Today we wanted to shed light on adoption from an Adoptive Father’s perspective. Samantha’s (CAC Adoption Consultant) husband, Michael, has vulnerably shared with us his unique journey to fatherhood and how the Lord shifted his priorities along the way. We pray it would be encouragement to all of the hopeful Adoptive Father’s out there.
It’s a Wonderful Life has always been one of my favorite Christmas movies. My wife, Samantha, and I would go to the theater every year around Christmastime when we were still courting and watch George Bailey have a stunning character transformation over the course of the film. Samantha would often joke about how alike he and I were in terms of what we wanted for our lives; that was her kind way of addressing my selfishness. In an intense scene between him and his future bride, George Bailey quickly dismisses the idea of marriage and children, as both would stand in the way of the dreams he had for his life. Of course, the two characters do get married and have children, and it is not George’s goals or ambitions that change as a result, but rather his priorities.
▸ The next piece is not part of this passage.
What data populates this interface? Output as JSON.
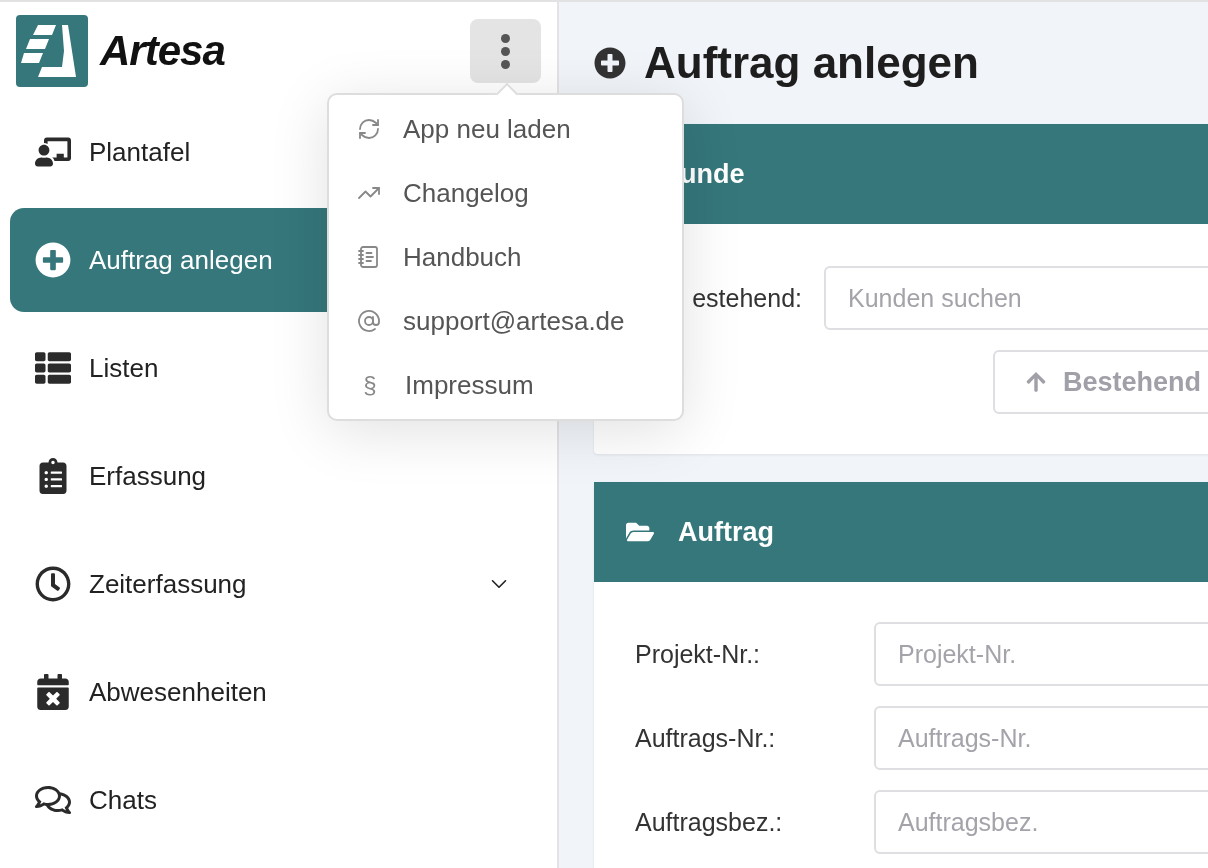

Let me step backwards for a moment and tell you a bit more about Samantha. Since Samantha can remember, motherhood has been an innate desire of hers. She spent the better part of our first 6 years of marriage praying that God’s will would align with hers, and this longing would be brought to fruition through His graces as a result of her prayers. It is worth noting that I said that she had been praying for these blessings, as this was not something that I yearned for. Like with our marriage, however, the minute we said “I do”, my priorities in life instantly changed.
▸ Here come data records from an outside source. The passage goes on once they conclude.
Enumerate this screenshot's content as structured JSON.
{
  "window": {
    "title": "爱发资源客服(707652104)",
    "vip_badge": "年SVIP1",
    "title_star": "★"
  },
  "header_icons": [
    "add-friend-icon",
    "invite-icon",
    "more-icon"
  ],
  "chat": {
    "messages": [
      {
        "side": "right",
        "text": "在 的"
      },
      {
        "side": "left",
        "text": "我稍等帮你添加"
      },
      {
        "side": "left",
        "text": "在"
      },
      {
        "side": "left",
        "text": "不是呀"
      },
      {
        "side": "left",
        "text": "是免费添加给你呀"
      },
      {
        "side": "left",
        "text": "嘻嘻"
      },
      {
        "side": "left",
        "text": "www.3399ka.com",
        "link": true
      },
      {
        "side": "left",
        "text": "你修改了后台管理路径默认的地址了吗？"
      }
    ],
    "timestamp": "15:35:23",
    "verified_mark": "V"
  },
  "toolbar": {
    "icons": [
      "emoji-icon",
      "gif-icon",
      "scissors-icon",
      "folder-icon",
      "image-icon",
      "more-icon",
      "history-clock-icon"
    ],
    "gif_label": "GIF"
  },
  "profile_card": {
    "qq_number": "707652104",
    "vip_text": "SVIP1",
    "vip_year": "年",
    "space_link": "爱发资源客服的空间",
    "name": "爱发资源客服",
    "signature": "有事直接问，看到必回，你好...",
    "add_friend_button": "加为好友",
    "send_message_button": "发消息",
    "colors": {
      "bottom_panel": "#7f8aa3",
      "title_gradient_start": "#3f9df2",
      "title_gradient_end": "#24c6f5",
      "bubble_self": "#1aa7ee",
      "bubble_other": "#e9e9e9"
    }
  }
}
I have found that one major aspect of being a supportive husband is rallying behind Samantha and encouraging her to pursue her goals, all while praying for His will to be done for our lives. After four, five, and six years of marriage had passed, it was becoming increasingly evident that His will for us–at least for now–was not to conceive a child. This realization was devastating.
I alluded earlier that having children was not something for which I had a great desire, but in wanting to be a supportive husband to Samantha, it became something I stood behind to show her support. Her desires became my desires. The same can be said for adoption. “Spontaneous” might be one of the last words Samantha would ever use to describe me, so the idea of getting a call one day, and picking up a child the next, is–needless to say–a frightening concept. The day we got that call, though, my priorities changed once again.
I have no idea what it feels like to experience a childbirth by my wife’s side, or what it feels like for biological parents to hold their newborn babies, but man, when I held Brooklyn for the first time it was a life-altering experience. My heart grew instantaneously with unconditional love. In less than 24 hours, Samantha and I had a daughter and we were parents. To this day we hold her with that same feeling of love and admiration, and also a level of astonishment for the true miracle and beauty that is God’s creation.
So now, just a day removed from my first Father’s Day as an eligible participant, my priorities of faith and family are in line, I still have goals and ambitions that my supportive wife encourages me to pursue, Samantha has transformed her way of praying and is now vehemently praying that her will aligns with God’s (note the different ordering of this sentence from the second paragraph), and Brooklyn is almost 8 months old and has my heart forever. I can’t imagine our life without her. I am grateful for the many graces that God has given to my family throughout this adoption process. I am grateful to be an adoptive parent and for birth parents who make such a difficult decision. I am grateful for how God shifted my priorities to be aligned with His will for our family. I am grateful for God’s mercy in all of the times I didn’t trust in Him or His plan. I am grateful for the gift of life, and how truly wonderful it is.